A few weeks before Christmas, Time magazine began to make a weekly visit to our mailbox. When the first one arrived, I thought it was a mistake. And then the next one came and I noticed I had a year’s subscription and finally I realized someone had gifted me Time magazine for Christmas.
I do not read the magazine on a regular basis in fact hardly at all. But, I decided that since I had received it as a gift, I really should take time to page through it. And while it has been only a few issues I have seen, there seems to be a major theme surrounding most of the articles. We live in a world that is unfair.
There is truth in that. Not all opportunities seem open to all. There are judgements made based only on race, gender or long-held false beliefs. If you happen to be of a certain age group you get treated one way. But if you are too young or too old, it is different. And more often today, if you believe in Jesus, you are one of “those” people who live by outdated standards and believe in a myth. Or there are less important “unfair” examples like Tom Brady getting to the Super Bowl yet again. (Just not too proud of that admission!)
There is the unfairness that comes from within. I am “too tall, short, fat, skinny, ugly to be loved by anyone.” Whatever I try I will always fall short because I have no talent and everyone is better than me. That is just not fair.
When I feel unfairness in my life I can become fearful. I am afraid because I think I am missing out on something, or someone is getting something I want or I am less than most people and I cannot change. And if I let the fear continue to fester, I reach a crossroads with two paths–anger or depression. One path results in striking out in some way against those who I think have wronged me. The other, shutting myself off from whoever I can to hide from my feelings.
In the past, these were prime excuses to drink. I was in a place where I sought only to change the way I felt, not deal with the issues that were bothering me. And I have to admit that I can still get to that crossroad even this far into recovery from alcoholism. Sometimes I feel the fear spreading through me. But without the influence of the drug, I can follow a third path to deal with my fear–the example Jesus set for me.
Even if I did not believe he is the Son of God, and his life had a purpose beyond his 33 years here on earth, I would have to admit Jesus was the target of unspeakable unfairness. He was tried in the middle of the night by the Sanhedrin which was illegal according to their own rules. He was found guilty by the testimony of supposed witnesses who did not agree on what they said. After that he was found to have “no guilt” by Pontius Pilate, the Roman governor and still he was put to death. Imagine the field day the press would have with that in 2018. (For Jesus’ response you will have to read on.)
But Jesus IS the Son of God. He came to earth to pay for all of my sins to give me eternal life. He led the perfect life I cannot and then suffered the punishment for all of the sins of all people for all time. And yet his own disciples abandoned him–one even betrayed him.

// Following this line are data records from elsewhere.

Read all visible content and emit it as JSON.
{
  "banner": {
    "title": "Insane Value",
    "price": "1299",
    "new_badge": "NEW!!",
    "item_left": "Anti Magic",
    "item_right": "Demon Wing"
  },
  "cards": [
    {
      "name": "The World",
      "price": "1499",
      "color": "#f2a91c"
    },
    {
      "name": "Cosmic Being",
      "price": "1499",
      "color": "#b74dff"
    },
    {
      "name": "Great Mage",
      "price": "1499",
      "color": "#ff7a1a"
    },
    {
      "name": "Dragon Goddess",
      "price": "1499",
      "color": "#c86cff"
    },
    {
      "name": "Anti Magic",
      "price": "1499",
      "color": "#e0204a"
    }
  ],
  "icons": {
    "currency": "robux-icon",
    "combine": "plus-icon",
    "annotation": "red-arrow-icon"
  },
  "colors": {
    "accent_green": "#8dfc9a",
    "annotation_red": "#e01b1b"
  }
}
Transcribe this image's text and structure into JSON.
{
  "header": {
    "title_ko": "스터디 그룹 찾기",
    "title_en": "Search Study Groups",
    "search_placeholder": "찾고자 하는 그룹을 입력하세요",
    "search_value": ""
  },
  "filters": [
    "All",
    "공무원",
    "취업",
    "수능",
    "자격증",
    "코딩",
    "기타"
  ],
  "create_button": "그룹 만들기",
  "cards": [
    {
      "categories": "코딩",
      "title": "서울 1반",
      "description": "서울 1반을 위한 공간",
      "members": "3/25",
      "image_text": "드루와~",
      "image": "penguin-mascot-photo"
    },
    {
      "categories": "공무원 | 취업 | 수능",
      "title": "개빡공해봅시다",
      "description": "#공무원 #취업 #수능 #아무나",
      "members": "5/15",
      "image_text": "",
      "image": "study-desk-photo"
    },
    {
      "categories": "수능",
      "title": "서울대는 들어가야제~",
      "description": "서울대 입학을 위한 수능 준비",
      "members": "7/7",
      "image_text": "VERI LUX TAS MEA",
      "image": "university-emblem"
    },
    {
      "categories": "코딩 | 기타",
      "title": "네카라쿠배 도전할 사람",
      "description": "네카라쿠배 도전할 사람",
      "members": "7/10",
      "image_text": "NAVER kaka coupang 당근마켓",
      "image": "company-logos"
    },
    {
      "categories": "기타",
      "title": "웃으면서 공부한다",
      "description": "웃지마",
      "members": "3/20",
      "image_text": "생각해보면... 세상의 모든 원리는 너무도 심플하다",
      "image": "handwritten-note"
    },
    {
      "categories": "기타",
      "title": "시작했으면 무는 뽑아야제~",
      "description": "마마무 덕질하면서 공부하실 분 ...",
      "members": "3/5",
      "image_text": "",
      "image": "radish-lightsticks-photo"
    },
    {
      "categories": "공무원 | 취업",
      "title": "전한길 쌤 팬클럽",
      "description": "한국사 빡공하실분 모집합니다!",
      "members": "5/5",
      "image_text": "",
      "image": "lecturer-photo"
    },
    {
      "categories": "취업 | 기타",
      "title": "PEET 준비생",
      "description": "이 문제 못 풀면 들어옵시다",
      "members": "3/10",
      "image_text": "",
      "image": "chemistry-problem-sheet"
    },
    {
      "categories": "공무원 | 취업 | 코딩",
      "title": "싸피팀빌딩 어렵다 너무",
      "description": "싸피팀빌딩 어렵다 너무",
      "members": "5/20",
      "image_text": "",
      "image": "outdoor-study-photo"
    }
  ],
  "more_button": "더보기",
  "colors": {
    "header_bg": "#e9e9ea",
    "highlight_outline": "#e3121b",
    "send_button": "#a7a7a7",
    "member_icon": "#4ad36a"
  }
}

And still I too continue to sin. I do not trust he will deal with my problems in his time and I become impatient. I do not thank him for all I have but instead try to take the credit. Jesus felt the rejection of his own people and being God, knew of how I would treat him in my life. His response to all this unfairness? Father, forgive them, for they do not know what they are doing. Luke 23:34 Evangelical Heritage Version (EHV)
Jesus response was one of love. His is not the human love with all the strings attached. Rather it is the love as described in 1 John 4:16-18 We also have come to know and trust the love that God has for us. God is love. There is no fear in love, but complete love drives out fear, because fear has to do with punishment. The one who continues to be afraid has not been brought to the goal in love. (EHV)
If I know the love God has for me as shown through the sacrifice of his own Son, I can forgive the unfairness because I have nothing to fear. He sent his Son to die for me–he will get me through this. Now I am free to address the issue without fear or anger or even depression coloring the issue. That may even mean that I accept what is happening as just a difference between my situation and someone else’s.
My world may not seem unfair at times. However, as my wife often says “God sees.” I cannot control how others act or what they say. I can turn to the Bible to be reminded of how much he loves me and takes care of me. There is no need for fear. God is already working on the solution.
Come on back some time and read about how I am working on this. I will wait you.
The following powerful video addresses some very serious issues–cancer, bullying and suicide– all which can can result in feelings of unfairness and fear. And the answer is the same for these people as it is for me–God’s complete love.
3 comments on “Love Drives Out Fear”
I always find your message uplifting, on point and I appreciate that you are always waiting for me.
Really like what you said. Many times, the verse about perfect love casting out fear has brought me comfort. In this earthly realm, there seems like so much to fear. But God knows what we need. He knows what is going on. He loves us in it and through it. He is always there. Thanks for sharing.
Thank you for your comment. I enjoy writing but more so it turns out to be an exercise of my faith. Sometimes a struggle sometimes a joy. But all part of someone else’s plan.